AIM OF THE TASK>
Reproduce the data below in full and to the letter, images excepted.

============

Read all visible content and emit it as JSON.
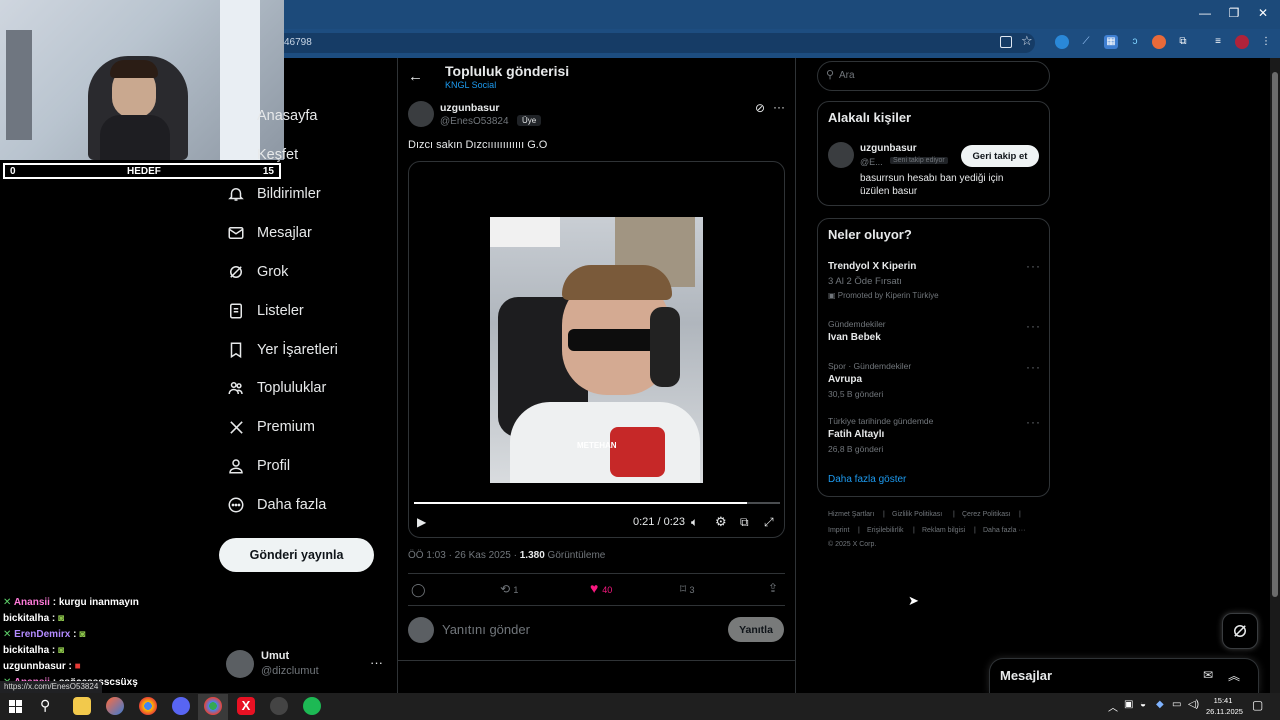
{
  "browser": {
    "url_fragment": "46798",
    "status_url": "https://x.com/EnesO53824"
  },
  "stream": {
    "goal_left": "0",
    "goal_label": "HEDEF",
    "goal_right": "15",
    "chat": [
      {
        "user": "Anansii",
        "user_color": "#ff7ad9",
        "message": "kurgu inanmayın",
        "prefix": "✕"
      },
      {
        "user": "bickitalha",
        "user_color": "#ffffff",
        "message": "",
        "prefix": ""
      },
      {
        "user": "ErenDemirx",
        "user_color": "#b38bff",
        "message": "",
        "prefix": "✕"
      },
      {
        "user": "bickitalha",
        "user_color": "#ffffff",
        "message": "",
        "prefix": ""
      },
      {
        "user": "uzgunnbasur",
        "user_color": "#ffffff",
        "message": "",
        "prefix": ""
      },
      {
        "user": "Anansii",
        "user_color": "#ff7ad9",
        "message": "ssöcesssscsüxş",
        "prefix": "✕"
      }
    ]
  },
  "nav": {
    "home": "Anasayfa",
    "explore": "Keşfet",
    "notifications": "Bildirimler",
    "messages": "Mesajlar",
    "grok": "Grok",
    "lists": "Listeler",
    "bookmarks": "Yer İşaretleri",
    "communities": "Topluluklar",
    "premium": "Premium",
    "profile": "Profil",
    "more": "Daha fazla",
    "post_button": "Gönderi yayınla",
    "account_name": "Umut",
    "account_handle": "@dizclumut"
  },
  "post": {
    "header_title": "Topluluk gönderisi",
    "header_sub": "KNGL Social",
    "author_name": "uzgunbasur",
    "author_handle": "@EnesO53824",
    "member_badge": "Üye",
    "text": "Dızcı sakın Dızcıııııııııııı G.O",
    "video_caption": "METEHAN",
    "video_time": "0:21 / 0:23",
    "video_progress": 0.91,
    "meta_time": "ÖÖ 1:03 · 26 Kas 2025 ·",
    "views_count": "1.380",
    "views_label": "Görüntüleme",
    "retweets": "1",
    "likes": "40",
    "bookmarks": "3",
    "reply_placeholder": "Yanıtını gönder",
    "reply_button": "Yanıtla"
  },
  "sidebar": {
    "search_placeholder": "Ara",
    "relevant_title": "Alakalı kişiler",
    "person_name": "uzgunbasur",
    "person_handle": "@E...",
    "person_follows_you": "Seni takip ediyor",
    "follow_back": "Geri takip et",
    "person_bio": "basurrsun hesabı ban yediği için üzülen basur",
    "whats_happening": "Neler oluyor?",
    "trends": [
      {
        "context": "",
        "title": "Trendyol X Kiperin",
        "sub": "3 Al 2 Öde Fırsatı",
        "extra": "Promoted by Kiperin Türkiye"
      },
      {
        "context": "Gündemdekiler",
        "title": "Ivan Bebek",
        "sub": "",
        "extra": ""
      },
      {
        "context": "Spor · Gündemdekiler",
        "title": "Avrupa",
        "sub": "30,5 B gönderi",
        "extra": ""
      },
      {
        "context": "Türkiye tarihinde gündemde",
        "title": "Fatih Altaylı",
        "sub": "26,8 B gönderi",
        "extra": ""
      }
    ],
    "show_more": "Daha fazla göster",
    "footer": [
      "Hizmet Şartları",
      "Gizlilik Politikası",
      "Çerez Politikası",
      "Imprint",
      "Erişilebilirlik",
      "Reklam bilgisi",
      "Daha fazla ···",
      "© 2025 X Corp."
    ],
    "messages_drawer": "Mesajlar"
  },
  "taskbar": {
    "time": "15:41",
    "date": "26.11.2025"
  },
  "colors": {
    "accent": "#1d9bf0",
    "like": "#f91880",
    "border": "#2f3336",
    "muted": "#71767b"
  }
}
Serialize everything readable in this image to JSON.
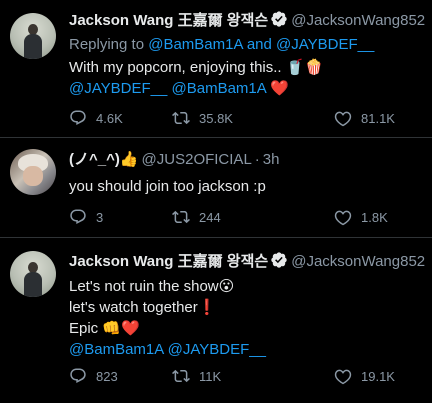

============

WRITTEN ANSWER>
Read all visible content and emit it as JSON.
{
  "browser": {
    "url_fragment": "46798",
    "status_url": "https://x.com/EnesO53824"
  },
  "stream": {
    "goal_left": "0",
    "goal_label": "HEDEF",
    "goal_right": "15",
    "chat": [
      {
        "user": "Anansii",
        "user_color": "#ff7ad9",
        "message": "kurgu inanmayın",
        "prefix": "✕"
      },
      {
        "user": "bickitalha",
        "user_color": "#ffffff",
        "message": "",
        "prefix": ""
      },
      {
        "user": "ErenDemirx",
        "user_color": "#b38bff",
        "message": "",
        "prefix": "✕"
      },
      {
        "user": "bickitalha",
        "user_color": "#ffffff",
        "message": "",
        "prefix": ""
      },
      {
        "user": "uzgunnbasur",
        "user_color": "#ffffff",
        "message": "",
        "prefix": ""
      },
      {
        "user": "Anansii",
        "user_color": "#ff7ad9",
        "message": "ssöcesssscsüxş",
        "prefix": "✕"
      }
    ]
  },
  "nav": {
    "home": "Anasayfa",
    "explore": "Keşfet",
    "notifications": "Bildirimler",
    "messages": "Mesajlar",
    "grok": "Grok",
    "lists": "Listeler",
    "bookmarks": "Yer İşaretleri",
    "communities": "Topluluklar",
    "premium": "Premium",
    "profile": "Profil",
    "more": "Daha fazla",
    "post_button": "Gönderi yayınla",
    "account_name": "Umut",
    "account_handle": "@dizclumut"
  },
  "post": {
    "header_title": "Topluluk gönderisi",
    "header_sub": "KNGL Social",
    "author_name": "uzgunbasur",
    "author_handle": "@EnesO53824",
    "member_badge": "Üye",
    "text": "Dızcı sakın Dızcıııııııııııı G.O",
    "video_caption": "METEHAN",
    "video_time": "0:21 / 0:23",
    "video_progress": 0.91,
    "meta_time": "ÖÖ 1:03 · 26 Kas 2025 ·",
    "views_count": "1.380",
    "views_label": "Görüntüleme",
    "retweets": "1",
    "likes": "40",
    "bookmarks": "3",
    "reply_placeholder": "Yanıtını gönder",
    "reply_button": "Yanıtla"
  },
  "sidebar": {
    "search_placeholder": "Ara",
    "relevant_title": "Alakalı kişiler",
    "person_name": "uzgunbasur",
    "person_handle": "@E...",
    "person_follows_you": "Seni takip ediyor",
    "follow_back": "Geri takip et",
    "person_bio": "basurrsun hesabı ban yediği için üzülen basur",
    "whats_happening": "Neler oluyor?",
    "trends": [
      {
        "context": "",
        "title": "Trendyol X Kiperin",
        "sub": "3 Al 2 Öde Fırsatı",
        "extra": "Promoted by Kiperin Türkiye"
      },
      {
        "context": "Gündemdekiler",
        "title": "Ivan Bebek",
        "sub": "",
        "extra": ""
      },
      {
        "context": "Spor · Gündemdekiler",
        "title": "Avrupa",
        "sub": "30,5 B gönderi",
        "extra": ""
      },
      {
        "context": "Türkiye tarihinde gündemde",
        "title": "Fatih Altaylı",
        "sub": "26,8 B gönderi",
        "extra": ""
      }
    ],
    "show_more": "Daha fazla göster",
    "footer": [
      "Hizmet Şartları",
      "Gizlilik Politikası",
      "Çerez Politikası",
      "Imprint",
      "Erişilebilirlik",
      "Reklam bilgisi",
      "Daha fazla ···",
      "© 2025 X Corp."
    ],
    "messages_drawer": "Mesajlar"
  },
  "taskbar": {
    "time": "15:41",
    "date": "26.11.2025"
  },
  "colors": {
    "accent": "#1d9bf0",
    "like": "#f91880",
    "border": "#2f3336",
    "muted": "#71767b"
  }
}
Serialize everything readable in this image to JSON.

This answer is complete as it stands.